Here is some good news for hunters. Last week my wife and I had to make a quick trip back to Wisconsin to attend a funeral. On the way, I planned to stop at my farm near Malta to see how the farm had wintered. But prior to turning off U.S. 2, we experienced three hours of steady rain.
Upon reaching the county road leading to the farm, we saw the rain had converted the county road into a strip of gumbo mud.
For those of you from Eastern Montana or hunters who venture to the east side during hunting season, you well know that gumbo mud makes roads impassable even with four-wheel drive. All four-wheel drive does is get you stuck worse.
Rain in Eastern Montana is almost always in short supply, so rain is usually welcome, but occasionally it comes at a very inconvenient time. Our farm stop was delayed until our return trip to Kalispell. By then, the abundant spring rains had turned the local prairies into lush green habitat.
That, along with an easy winter with minimum snow cover and few subzero days, means a good fawn crop for deer and antelope.
This is the third easy winter in a row, so deer and antelope populations are rebounding nicely from the horrendous winter several years ago when thousands — perhaps tens of thousands — of deer and antelope perished.
Hunters, it looks like a dandy season for deer and antelope hunting this fall. There should be lots of game in prime condition. Professional game managers like to take credit for abundant game, but I think the real manager of game abundance in Montana is old Mother Nature.
On a couple of hikes and drives around my farm and adjacent public land where I hunt, I saw lots of whitetails and mule deer. We also saw more antelope than in the last two years. There were ducks on every pond and sheet water in fields. We also saw lots of sharptail grouse. The sharptail lek on my farm has the normal two dozen sharpies doing their spring mating dance. The prairie was alive with abundant game.

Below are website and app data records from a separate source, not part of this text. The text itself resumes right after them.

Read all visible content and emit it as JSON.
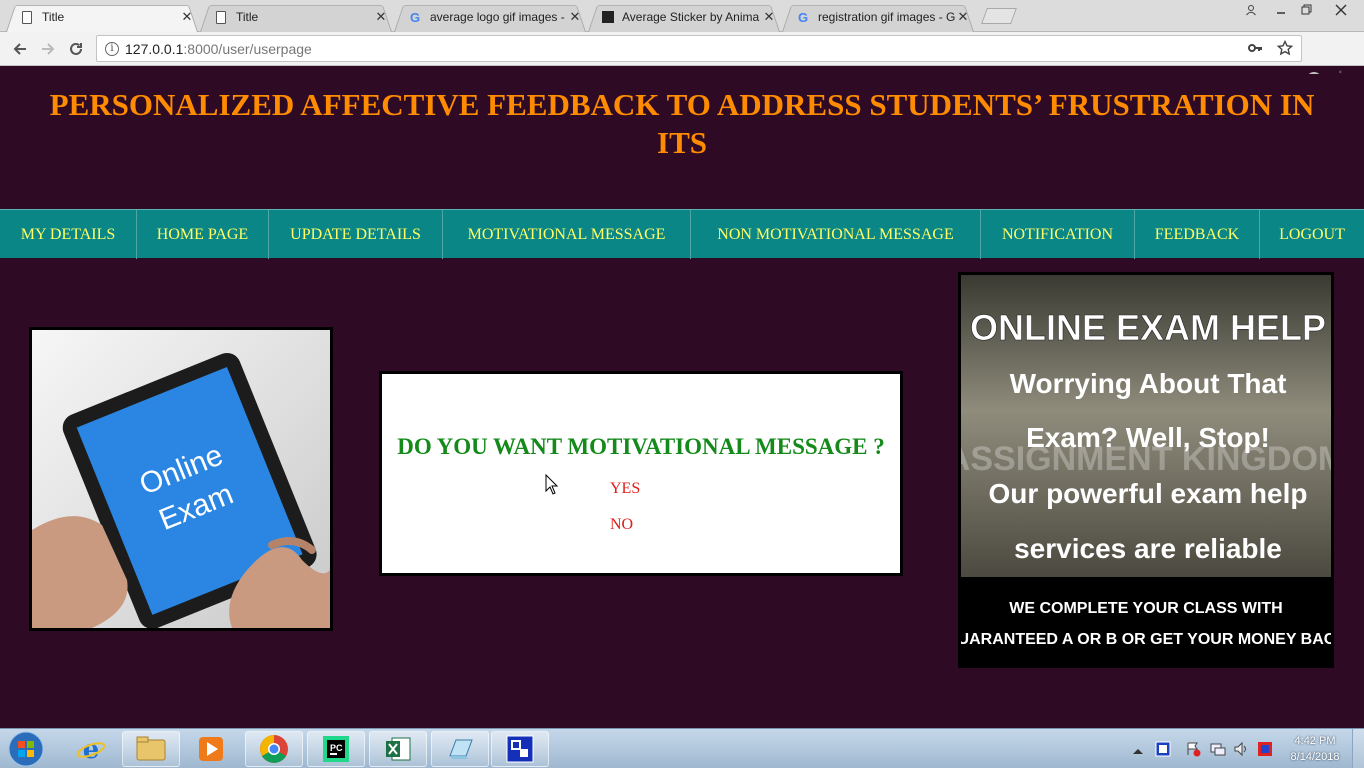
{
  "browser": {
    "tabs": [
      {
        "label": "Title",
        "icon": "page-icon",
        "active": true
      },
      {
        "label": "Title",
        "icon": "page-icon",
        "active": false
      },
      {
        "label": "average logo gif images - G",
        "icon": "google-icon",
        "active": false
      },
      {
        "label": "Average Sticker by Anima",
        "icon": "sticker-icon",
        "active": false
      },
      {
        "label": "registration gif images - G",
        "icon": "google-icon",
        "active": false
      }
    ],
    "url_host": "127.0.0.1",
    "url_path": ":8000/user/userpage"
  },
  "page": {
    "title": "PERSONALIZED AFFECTIVE FEEDBACK TO ADDRESS STUDENTS’ FRUSTRATION IN ITS",
    "nav": [
      {
        "label": "MY DETAILS"
      },
      {
        "label": "HOME PAGE"
      },
      {
        "label": "UPDATE DETAILS"
      },
      {
        "label": "MOTIVATIONAL MESSAGE"
      },
      {
        "label": "NON MOTIVATIONAL MESSAGE"
      },
      {
        "label": "NOTIFICATION"
      },
      {
        "label": "FEEDBACK"
      },
      {
        "label": "LOGOUT"
      }
    ],
    "prompt": {
      "question": "DO YOU WANT MOTIVATIONAL MESSAGE ?",
      "yes_label": "YES",
      "no_label": "NO"
    },
    "left_image": {
      "screen_text_1": "Online",
      "screen_text_2": "Exam"
    },
    "right_image": {
      "heading": "ONLINE EXAM HELP",
      "line1": "Worrying About That",
      "line2": "Exam? Well, Stop!",
      "line3": "Our powerful exam help",
      "line4": "services are reliable",
      "watermark": "ASSIGNMENT KINGDOM",
      "footer1": "WE COMPLETE YOUR CLASS WITH",
      "footer2": "GUARANTEED A OR B OR GET YOUR MONEY BACK"
    },
    "colors": {
      "background": "#2e0a24",
      "title": "#ff8c00",
      "nav_bg": "#0a8686",
      "nav_text": "#ffff66",
      "question": "#138a1a",
      "option": "#e21b1b"
    }
  },
  "taskbar": {
    "apps": [
      "internet-explorer-icon",
      "file-explorer-icon",
      "media-player-icon",
      "chrome-icon",
      "pycharm-icon",
      "excel-icon",
      "notepad-icon",
      "app-icon"
    ],
    "pycharm_text": "PC",
    "time": "4:42 PM",
    "date": "8/14/2018"
  }
}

Speaking of fall hunting, hunters are reminded that special deer, elk and antelope license applications are due by June 1. This year, after several easy winters, there are many opportunities to apply for extra elk, deer and antelope tags. Carefully read the 2016 game regulations and apply for those extra tags by June 1.
Keep in mind the difference between a license and permit. A special license allows the hunter to harvest a second elk, deer or antelope. A special permit generally doesn’t allow the hunter to take an extra animal, but allows the hunter to have the opportunity to take a broader range of animals that can be taken in a hunting district, such as being able to take a cow elk in a hunting district where other hunters can only take a bull elk.

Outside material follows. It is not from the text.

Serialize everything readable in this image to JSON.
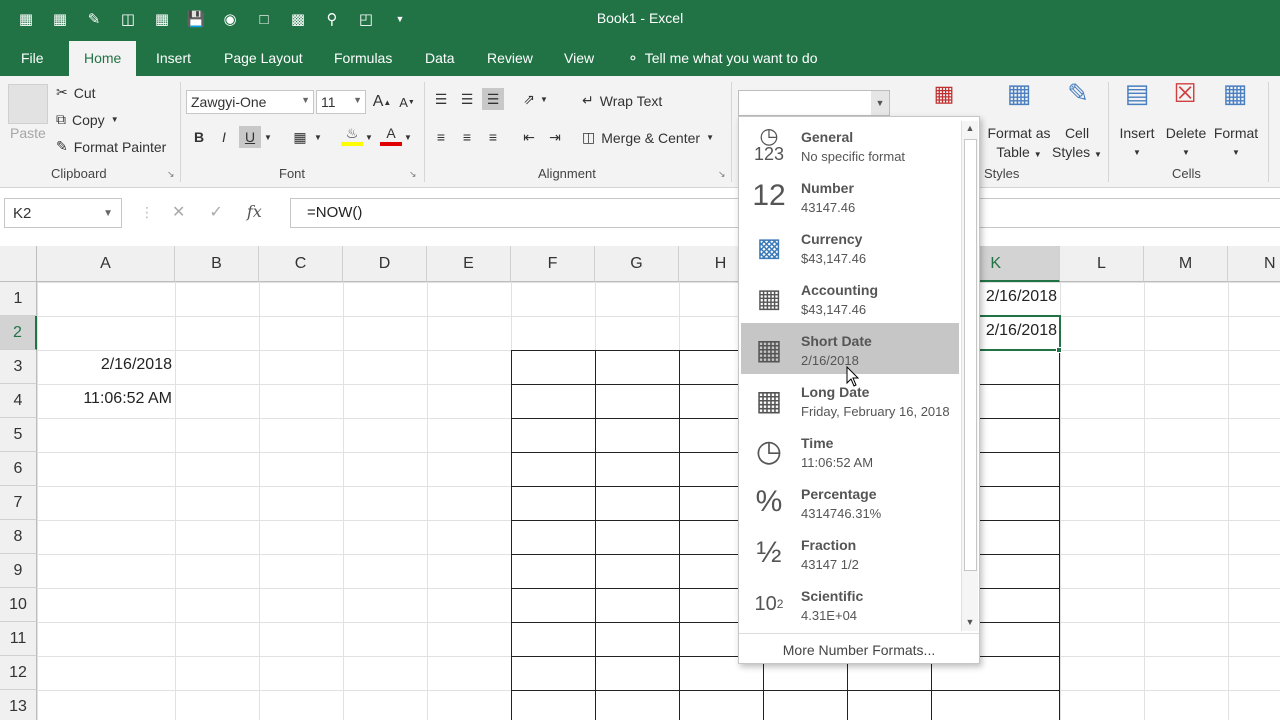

My hunting season is already pretty well laid out. I was lucky enough to draw a coveted either-sex elk tag in Hunting District 700. That is world-class bull elk country south of Fort Peck Reservoir. While there is lots of public land to hunt, much of the public land along the reservoir is blocked by large ranches that lease their land to commercial outfitters and guides. These outfitters allow only their clients to access elk hunting on these private lands as well as the adjacent public land.
With limited public access to public land, hunters have to be innovative.
My plan is to access this great elk hunting using my boat. I plan to launch at one of several public boat launches on Fort Peck Reservoir, then motor 10 to 20 miles up the reservoir to a campsite and high quality elk hunting. This special tag for bull elk is valid during both the archery and rifle seasons. This will be a great fall hunt with a great opportunity for a world class bull elk.
During the current special application season, I will also apply for an additional cow elk tag in this area. Since there is great fishing of Fort Peck Reservoir, I will bring my fishing gear on this hunting trip. Overall, a great fall of hunting is just ahead. Lucky are we who live in Montana.